With the doppio demo linked, I get a REPL in about 2 minutes on chromium and under 5 on firefox. That's a huge improvement since I last tried.
Performance is not great though; I ran the gabriel "boyer" test and it was 0.288 second on openjdk 1.8 and 63 seconds on Doppio in chromium.
I recently added support for ClojureScript
An Intro: https://epiphany.pub/@shi-yan/introduction
b) Clojure didn't really fully succeed, there were annoying differences between Clojure and Clojurescript last time I looked. There are compilers for incomplete subsets of CL to JS as well, although presumably much worse ones.

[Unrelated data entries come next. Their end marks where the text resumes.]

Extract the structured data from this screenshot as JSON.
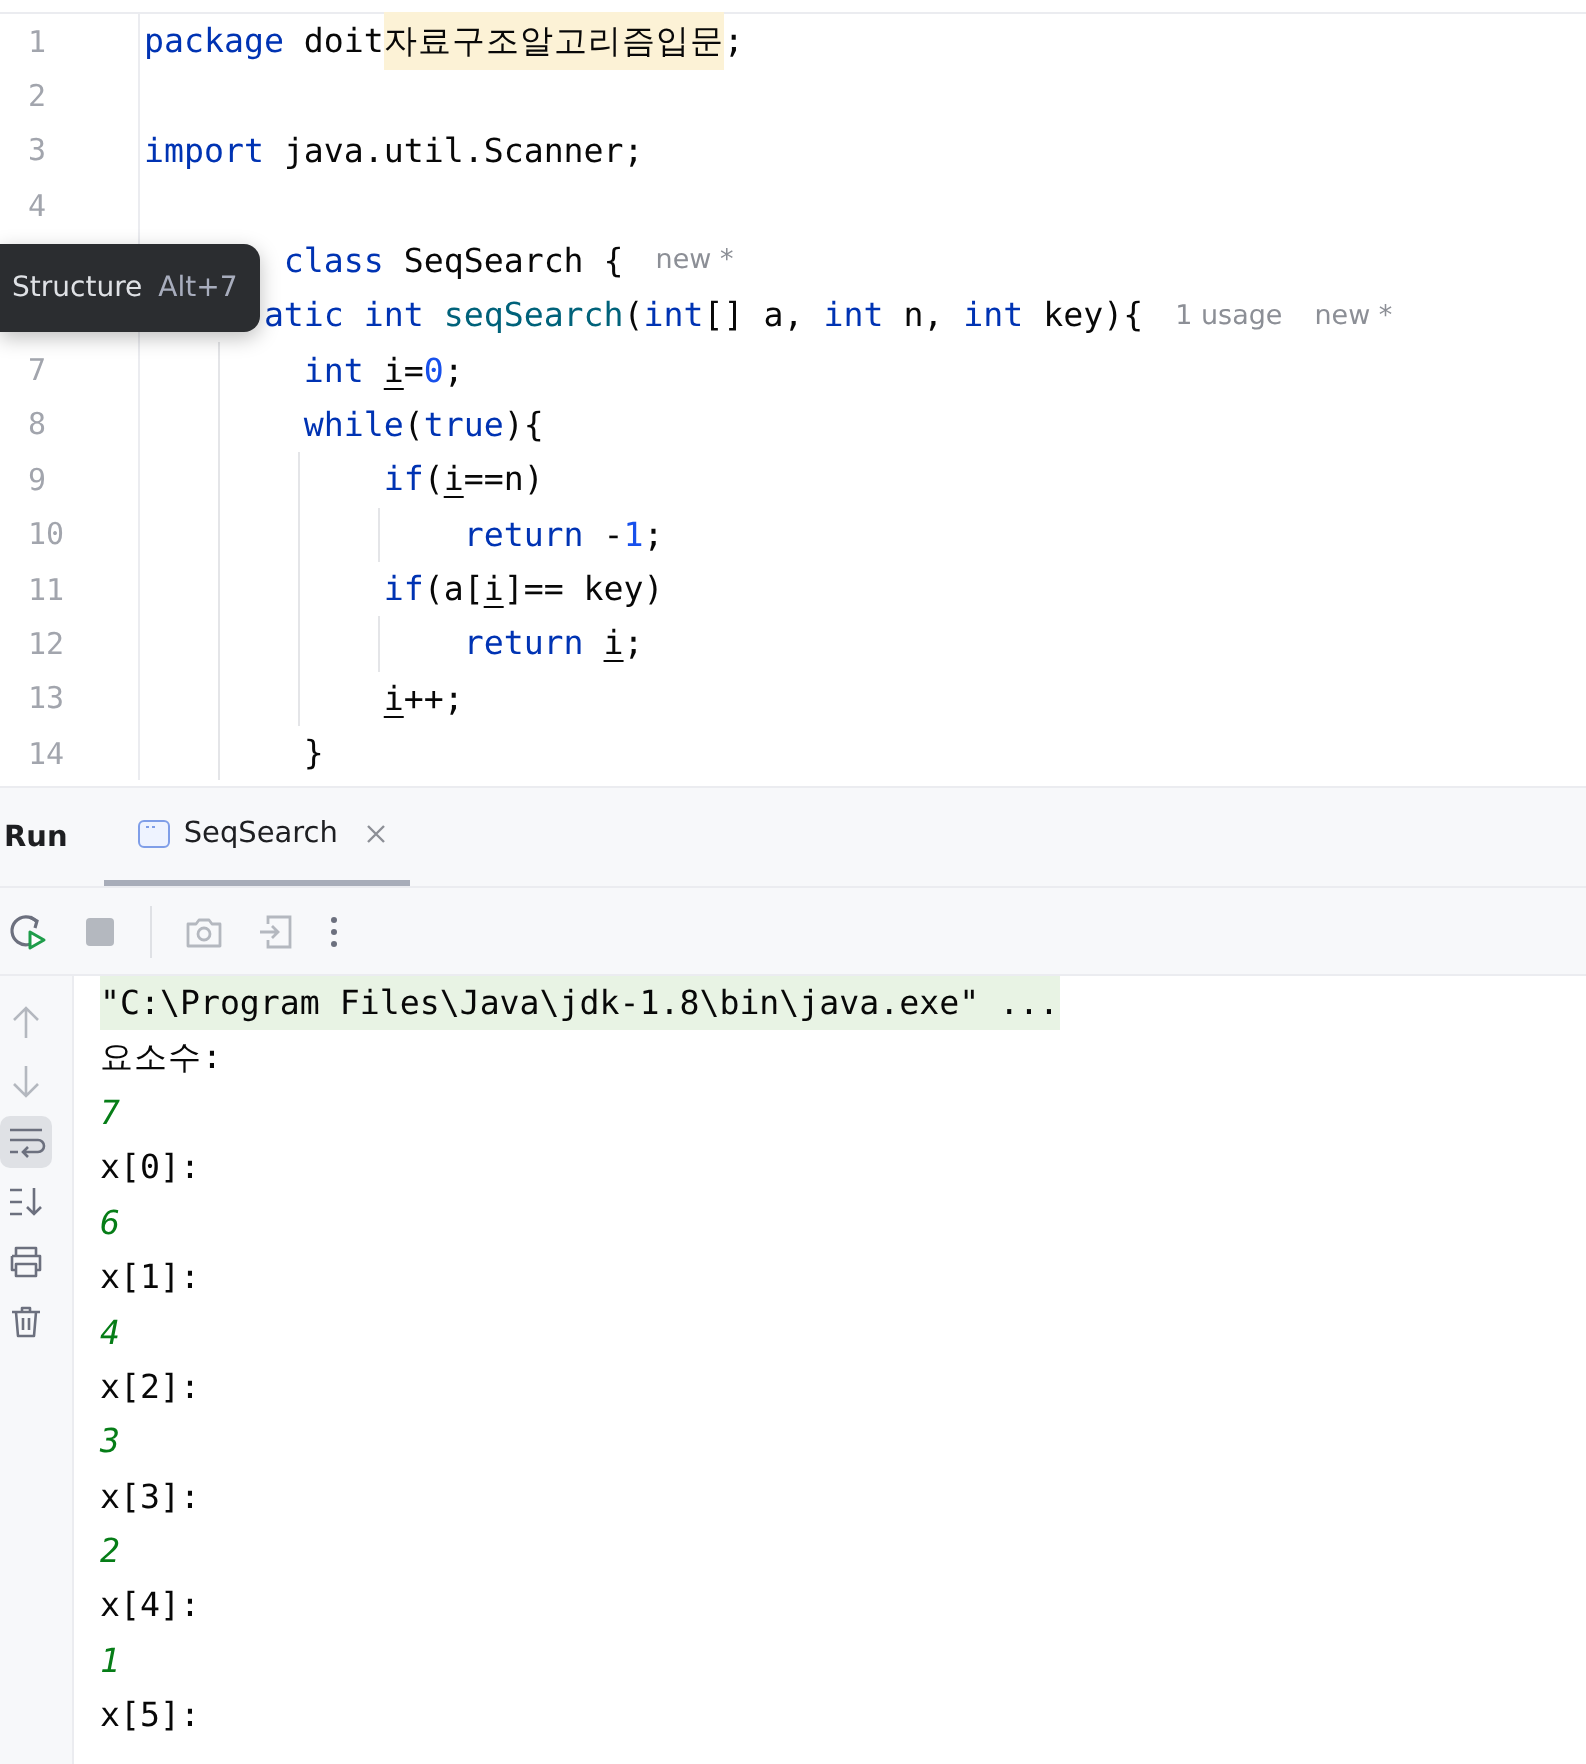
{
  "editor": {
    "lines": [
      {
        "number": "1",
        "covered": false,
        "tokens": [
          {
            "text": "package doit",
            "kind": "keyword-first"
          },
          {
            "text": "자료구조알고리즘입문",
            "kind": "highlight"
          },
          {
            "text": ";",
            "kind": "plain"
          }
        ]
      },
      {
        "number": "2"
      },
      {
        "number": "3",
        "covered": false,
        "tokens": [
          {
            "text": "import java.util.Scanner;",
            "kind": "keyword-first"
          }
        ]
      },
      {
        "number": "4"
      },
      {
        "covered": true,
        "tokens": [
          {
            "text": " class",
            "kind": "keyword"
          },
          {
            "text": " SeqSearch {",
            "kind": "plain"
          }
        ],
        "hints": [
          "new *"
        ],
        "children": [
          {
            "covered": true,
            "tokens": [
              {
                "text": "atic int",
                "kind": "keyword"
              },
              {
                "text": " seqSearch",
                "kind": "method"
              },
              {
                "text": "(",
                "kind": "plain"
              },
              {
                "text": "int",
                "kind": "keyword"
              },
              {
                "text": "[] a, ",
                "kind": "plain"
              },
              {
                "text": "int",
                "kind": "keyword"
              },
              {
                "text": " n, ",
                "kind": "plain"
              },
              {
                "text": "int",
                "kind": "keyword"
              },
              {
                "text": " key){",
                "kind": "plain"
              }
            ],
            "hints": [
              "1 usage",
              "new *"
            ],
            "children": [
              {
                "number": "7",
                "covered": false,
                "tokens": [
                  {
                    "text": "int ",
                    "kind": "keyword"
                  },
                  {
                    "text": "i",
                    "kind": "reassigned"
                  },
                  {
                    "text": "=",
                    "kind": "plain"
                  },
                  {
                    "text": "0",
                    "kind": "number"
                  },
                  {
                    "text": ";",
                    "kind": "plain"
                  }
                ]
              },
              {
                "number": "8",
                "covered": false,
                "tokens": [
                  {
                    "text": "while",
                    "kind": "keyword"
                  },
                  {
                    "text": "(",
                    "kind": "plain"
                  },
                  {
                    "text": "true",
                    "kind": "keyword"
                  },
                  {
                    "text": "){",
                    "kind": "plain"
                  }
                ],
                "children": [
                  {
                    "number": "9",
                    "covered": false,
                    "tokens": [
                      {
                        "text": "if",
                        "kind": "keyword"
                      },
                      {
                        "text": "(",
                        "kind": "plain"
                      },
                      {
                        "text": "i",
                        "kind": "reassigned"
                      },
                      {
                        "text": "==n)",
                        "kind": "plain"
                      }
                    ],
                    "children": [
                      {
                        "number": "10",
                        "covered": false,
                        "tokens": [
                          {
                            "text": "return",
                            "kind": "keyword"
                          },
                          {
                            "text": " -",
                            "kind": "plain"
                          },
                          {
                            "text": "1",
                            "kind": "number"
                          },
                          {
                            "text": ";",
                            "kind": "plain"
                          }
                        ]
                      }
                    ]
                  },
                  {
                    "number": "11",
                    "covered": false,
                    "tokens": [
                      {
                        "text": "if",
                        "kind": "keyword"
                      },
                      {
                        "text": "(a[",
                        "kind": "plain"
                      },
                      {
                        "text": "i",
                        "kind": "reassigned"
                      },
                      {
                        "text": "]== key)",
                        "kind": "plain"
                      }
                    ],
                    "children": [
                      {
                        "number": "12",
                        "covered": false,
                        "tokens": [
                          {
                            "text": "return ",
                            "kind": "keyword"
                          },
                          {
                            "text": "i",
                            "kind": "reassigned"
                          },
                          {
                            "text": ";",
                            "kind": "plain"
                          }
                        ]
                      }
                    ]
                  },
                  {
                    "number": "13",
                    "covered": false,
                    "tokens": [
                      {
                        "text": "i",
                        "kind": "reassigned"
                      },
                      {
                        "text": "++;",
                        "kind": "plain"
                      }
                    ]
                  }
                ]
              },
              {
                "number": "14",
                "covered": false,
                "tokens": [
                  {
                    "text": "}",
                    "kind": "plain"
                  }
                ]
              }
            ]
          }
        ]
      }
    ]
  },
  "tooltip": {
    "title": "Structure",
    "shortcut": "Alt+7"
  },
  "run_panel": {
    "title": "Run",
    "tabs": [
      {
        "label": "SeqSearch",
        "selected": true
      }
    ],
    "toolbar": [
      {
        "kind": "rerun",
        "disabled": false
      },
      {
        "kind": "stop",
        "disabled": true
      },
      {
        "kind": "separator"
      },
      {
        "kind": "camera",
        "disabled": true
      },
      {
        "kind": "exit",
        "disabled": true
      },
      {
        "kind": "more",
        "disabled": false
      }
    ],
    "side_tools": [
      {
        "kind": "up",
        "on": false,
        "disabled": true
      },
      {
        "kind": "down",
        "on": false,
        "disabled": true
      },
      {
        "kind": "wrap",
        "on": true,
        "disabled": false
      },
      {
        "kind": "scroll-end",
        "on": false,
        "disabled": false
      },
      {
        "kind": "print",
        "on": false,
        "disabled": false
      },
      {
        "kind": "trash",
        "on": false,
        "disabled": false
      }
    ],
    "console": [
      {
        "kind": "command",
        "text": "\"C:\\Program Files\\Java\\jdk-1.8\\bin\\java.exe\" ..."
      },
      {
        "kind": "output",
        "text": "요소수:"
      },
      {
        "kind": "input",
        "text": "7"
      },
      {
        "kind": "output",
        "text": "x[0]:"
      },
      {
        "kind": "input",
        "text": "6"
      },
      {
        "kind": "output",
        "text": "x[1]:"
      },
      {
        "kind": "input",
        "text": "4"
      },
      {
        "kind": "output",
        "text": "x[2]:"
      },
      {
        "kind": "input",
        "text": "3"
      },
      {
        "kind": "output",
        "text": "x[3]:"
      },
      {
        "kind": "input",
        "text": "2"
      },
      {
        "kind": "output",
        "text": "x[4]:"
      },
      {
        "kind": "input",
        "text": "1"
      },
      {
        "kind": "output",
        "text": "x[5]:"
      }
    ]
  }
}
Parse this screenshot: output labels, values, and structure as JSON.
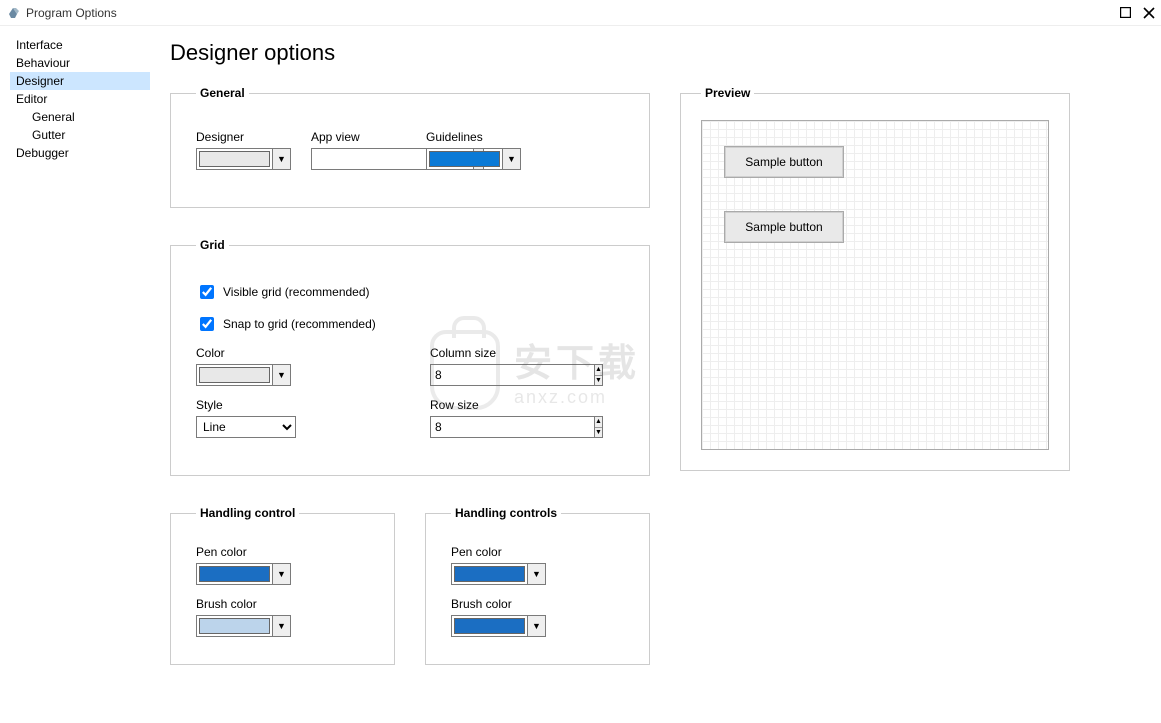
{
  "window": {
    "title": "Program Options"
  },
  "sidebar": {
    "items": [
      {
        "label": "Interface",
        "selected": false
      },
      {
        "label": "Behaviour",
        "selected": false
      },
      {
        "label": "Designer",
        "selected": true
      },
      {
        "label": "Editor",
        "selected": false
      },
      {
        "label": "General",
        "selected": false,
        "child": true
      },
      {
        "label": "Gutter",
        "selected": false,
        "child": true
      },
      {
        "label": "Debugger",
        "selected": false
      }
    ]
  },
  "page": {
    "title": "Designer options"
  },
  "general": {
    "legend": "General",
    "designer_label": "Designer",
    "designer_color": "#e8e8e8",
    "appview_label": "App view",
    "appview_value": "",
    "guidelines_label": "Guidelines",
    "guidelines_color": "#0b7ad6"
  },
  "grid": {
    "legend": "Grid",
    "visible_label": "Visible grid (recommended)",
    "visible_checked": true,
    "snap_label": "Snap to grid (recommended)",
    "snap_checked": true,
    "color_label": "Color",
    "color_value": "#e8e8e8",
    "column_label": "Column size",
    "column_value": "8",
    "style_label": "Style",
    "style_value": "Line",
    "row_label": "Row size",
    "row_value": "8"
  },
  "handling_control": {
    "legend": "Handling control",
    "pen_label": "Pen color",
    "pen_color": "#1b6ec2",
    "brush_label": "Brush color",
    "brush_color": "#bcd4eb"
  },
  "handling_controls": {
    "legend": "Handling controls",
    "pen_label": "Pen color",
    "pen_color": "#1b6ec2",
    "brush_label": "Brush color",
    "brush_color": "#1b6ec2"
  },
  "preview": {
    "legend": "Preview",
    "sample1": "Sample button",
    "sample2": "Sample button"
  },
  "watermark": {
    "cn": "安下载",
    "dom": "anxz.com"
  }
}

c) There's some stuff in Common Lisp that's quite hard to do efficiently on top of most existing language runtimes. For example resumable exceptions and lua/CL-style optional multiple return values. In assembler or without concern for efficiency the last one is trivial, otherwise, not so much.
d) Clojurescript could bootstrap existing fancy JVM platform stuff (closure compiler) to do quite a lot of heavy lifting.
I think a modern multiparadigm Lisp on LLVM would be great. Perhaps that's Julia, though.
D) Anything targeting JS can run the output through closure; I've done so with Parenscript, for example.
D) Of course, but if you require some additional JVM based tooling for a JVM language like clojure, you lose 0% of your potential audience and introduce no additional friction, which is not at all the case for CL (nor would it be for, say C++ or Lua).
Oh look, a comment in this submission Github's item points to JSCL, for example.
There are several CL implementations with deep C integration, for example by compilation to C. CLASP has deep C++ and LLVM integration. Some implementation can create shared libraries which are being loaded from other programs.
I tried to run some of my CL stuff in JSCL, but the browser just froze, so I quickly gave up on that. Guess it can't handle more complex stuff.
I wonder if someone ever tried to compile a C-based CL implementation (like sbcl) to WebAssembly (i.e. using emscripten) ? I'd be surprised if nobody ever tried that,
but I never read any reports regarding success or failure.
Does anyone know about prior works I could potentially contribute to?
Or someone could semi-manually create links for all the snippets?
object models differ widely. Compare Smalltalk, Java and C++.
CLOS had influence on a bunch not so mainstream languages: Perl5 (Moose), Perl6, Julia, R, Scheme (TinyCLOS and similar) ... and a bunch of extensions to C, Java and other languages.
There are some difficulties to make CLOS fast on top of, say, the JVM. One can't map the full CLOS directly on top of Java objects, since they lack some features like multiple inheritance, direct class updates, etc. So there is a layer of mapping necessary - which is possible -> ABCL. But it's not as fast as a direct implementation.
> A lot of the complexity comes from needing to be both interpreted and compiled at the same time
Not sure what you mean by 'interpreted', but there is no requirement to support both. SBCL for example and no Lisp interpreter for many years. It now has one, but it's not used much. Clozure CL also has no interpreter.
Btw., EVAL is no interface to an interpreter. SBCL would compile the code at runtime.
> A lot of completely arbitrary things like the infamous LOOP macro are in the standard library.
It's not arbitrary. It's a standardized iteration facility. LOOP actually does not make implementations difficult, since there are ready-made LOOP implementations which can be just loaded into Common Lisp.